A lot of the main cast members throughout these episodes begin moving in two directions, both of them towards the same goal. The Key of Twilight is something that catches the attention of most of the players, though there are varying levels of belief about the existence of such an item – and the lack of belief is something that becomes important about whether it actually exists or not. BT finds herself being very keen on finding the Key and starts making a deal behind the scenes with Crim, a disbeliever about it since he has spent years searching for it.
Bear and Mimiru begin the idea of forming an actual party to look for it, as she’s begun her quest to bring Tsukasa out from his hiding place and into the group to try and help him somehow, figuring the Key may play a part. Bear’s surprised by her admission but begins to think it may play well into his own detective work about Tsukasa, though he’s had a rather poor encounter with him already. And with Sora always underfoot when least expected, it’s little surprise that he weasels his way into the group. The formation of a new party gets underway way here, though in a very disjointed manner.
There’s also a new character introduced in these episodes, the small and lithe A-20, a young girl whose trying to figure out why some of her schoolmates play this particular game and enjoy it so much. She initially tries teaming up with Mimiru and the two go to some very difficult dungeons, an adventure that provides Mimiru with the chance to lecture some about proper playing, but also lets her get things set in her own mind about Tsukasa. A-20 is a strange little addition that I’m not sure how will play into things, though she does provide the viewpoint of a complete newbie for the viewer.
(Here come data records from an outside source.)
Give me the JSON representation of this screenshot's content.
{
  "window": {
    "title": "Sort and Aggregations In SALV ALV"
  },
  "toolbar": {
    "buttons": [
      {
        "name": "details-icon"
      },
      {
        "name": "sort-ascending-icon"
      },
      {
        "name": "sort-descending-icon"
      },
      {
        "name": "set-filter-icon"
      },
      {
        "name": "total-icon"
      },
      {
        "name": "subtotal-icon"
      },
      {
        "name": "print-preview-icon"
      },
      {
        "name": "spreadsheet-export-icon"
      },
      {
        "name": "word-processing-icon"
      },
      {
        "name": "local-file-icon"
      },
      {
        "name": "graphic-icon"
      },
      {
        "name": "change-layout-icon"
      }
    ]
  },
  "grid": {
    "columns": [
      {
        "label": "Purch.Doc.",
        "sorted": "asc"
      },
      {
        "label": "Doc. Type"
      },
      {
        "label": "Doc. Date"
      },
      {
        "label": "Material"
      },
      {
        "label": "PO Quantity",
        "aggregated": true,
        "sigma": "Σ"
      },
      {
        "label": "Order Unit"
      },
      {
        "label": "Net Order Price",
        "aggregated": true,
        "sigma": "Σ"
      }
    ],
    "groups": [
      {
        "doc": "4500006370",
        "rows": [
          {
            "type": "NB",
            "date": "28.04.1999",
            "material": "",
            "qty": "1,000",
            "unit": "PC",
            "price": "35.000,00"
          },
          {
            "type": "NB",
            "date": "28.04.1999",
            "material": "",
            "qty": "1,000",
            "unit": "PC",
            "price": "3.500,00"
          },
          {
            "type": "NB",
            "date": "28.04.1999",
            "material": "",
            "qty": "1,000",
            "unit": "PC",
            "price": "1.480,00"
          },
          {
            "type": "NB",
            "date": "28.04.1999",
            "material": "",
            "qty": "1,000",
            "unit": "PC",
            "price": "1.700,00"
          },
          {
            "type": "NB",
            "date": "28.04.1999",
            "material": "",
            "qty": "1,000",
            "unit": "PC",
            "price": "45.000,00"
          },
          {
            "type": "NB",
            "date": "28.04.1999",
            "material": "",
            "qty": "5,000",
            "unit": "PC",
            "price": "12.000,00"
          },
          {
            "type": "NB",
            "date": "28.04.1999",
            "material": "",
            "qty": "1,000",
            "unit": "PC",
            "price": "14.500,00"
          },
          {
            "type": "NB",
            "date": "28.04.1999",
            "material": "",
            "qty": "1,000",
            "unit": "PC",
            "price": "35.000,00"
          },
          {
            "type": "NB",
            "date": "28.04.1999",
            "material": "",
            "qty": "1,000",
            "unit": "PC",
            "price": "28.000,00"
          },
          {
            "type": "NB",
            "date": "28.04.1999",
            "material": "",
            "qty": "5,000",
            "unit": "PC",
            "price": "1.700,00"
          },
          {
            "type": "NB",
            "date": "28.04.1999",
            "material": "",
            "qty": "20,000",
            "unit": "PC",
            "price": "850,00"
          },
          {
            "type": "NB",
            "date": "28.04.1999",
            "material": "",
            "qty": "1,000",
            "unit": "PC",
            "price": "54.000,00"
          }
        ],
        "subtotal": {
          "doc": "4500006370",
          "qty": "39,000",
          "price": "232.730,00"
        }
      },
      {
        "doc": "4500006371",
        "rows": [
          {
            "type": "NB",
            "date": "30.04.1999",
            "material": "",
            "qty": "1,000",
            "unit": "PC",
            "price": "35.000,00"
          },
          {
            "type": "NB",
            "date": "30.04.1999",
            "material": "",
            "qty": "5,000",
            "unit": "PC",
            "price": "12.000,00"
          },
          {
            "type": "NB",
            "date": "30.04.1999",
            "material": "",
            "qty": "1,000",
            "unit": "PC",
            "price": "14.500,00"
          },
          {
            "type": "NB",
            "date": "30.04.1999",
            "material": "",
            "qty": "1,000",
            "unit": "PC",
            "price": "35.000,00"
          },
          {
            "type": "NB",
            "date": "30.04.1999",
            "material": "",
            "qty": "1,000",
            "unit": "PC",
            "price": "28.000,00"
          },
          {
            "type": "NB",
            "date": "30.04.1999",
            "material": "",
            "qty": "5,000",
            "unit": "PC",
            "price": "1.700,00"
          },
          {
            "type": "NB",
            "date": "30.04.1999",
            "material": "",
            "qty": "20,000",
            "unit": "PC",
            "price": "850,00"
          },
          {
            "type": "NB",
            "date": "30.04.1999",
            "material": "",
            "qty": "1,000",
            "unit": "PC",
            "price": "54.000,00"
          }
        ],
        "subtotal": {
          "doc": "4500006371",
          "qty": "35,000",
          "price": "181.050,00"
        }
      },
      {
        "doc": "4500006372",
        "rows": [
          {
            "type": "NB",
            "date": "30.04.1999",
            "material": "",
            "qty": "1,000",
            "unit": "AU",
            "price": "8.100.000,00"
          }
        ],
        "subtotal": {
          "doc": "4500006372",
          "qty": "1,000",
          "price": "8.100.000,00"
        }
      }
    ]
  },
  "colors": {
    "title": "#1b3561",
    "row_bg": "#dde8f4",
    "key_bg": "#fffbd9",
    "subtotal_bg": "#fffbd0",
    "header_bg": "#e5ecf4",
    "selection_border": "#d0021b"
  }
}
And, as with the previous volume, the music is absolutely gorgeous throughout all of this. With so much of it shadowing the lengthy dialogue scenes, it really helps things flow along nicely. Just about every piece fits perfectly with this score and I can’t get enough of it. I love listening to every opening, ending, preview and bit in-between. I haven’t devoured a soundtrack like this in ages.
With the first volume, people will fall quickly into the love it or hate it camps and I can’t see this second volume changing anyone’s mind. Those who are in the love it camp like me will definitely find a lot to enjoy with this volume. From a great transfer to a top notch score to all the fun exposition and plot movements, .hack is keeping me very interested in where it’s going.
Japanese Language,English Language,English Subtitles,Production Art Gallery,Commercial Collection,.hack Timeline
Toshiba TW40X81 40" HDTV, Panasonic RP-82 Progressive Scan codefree DVD player, Sony STR-DE835 DD/DTS receiver, Monster component cable and Sony speakers.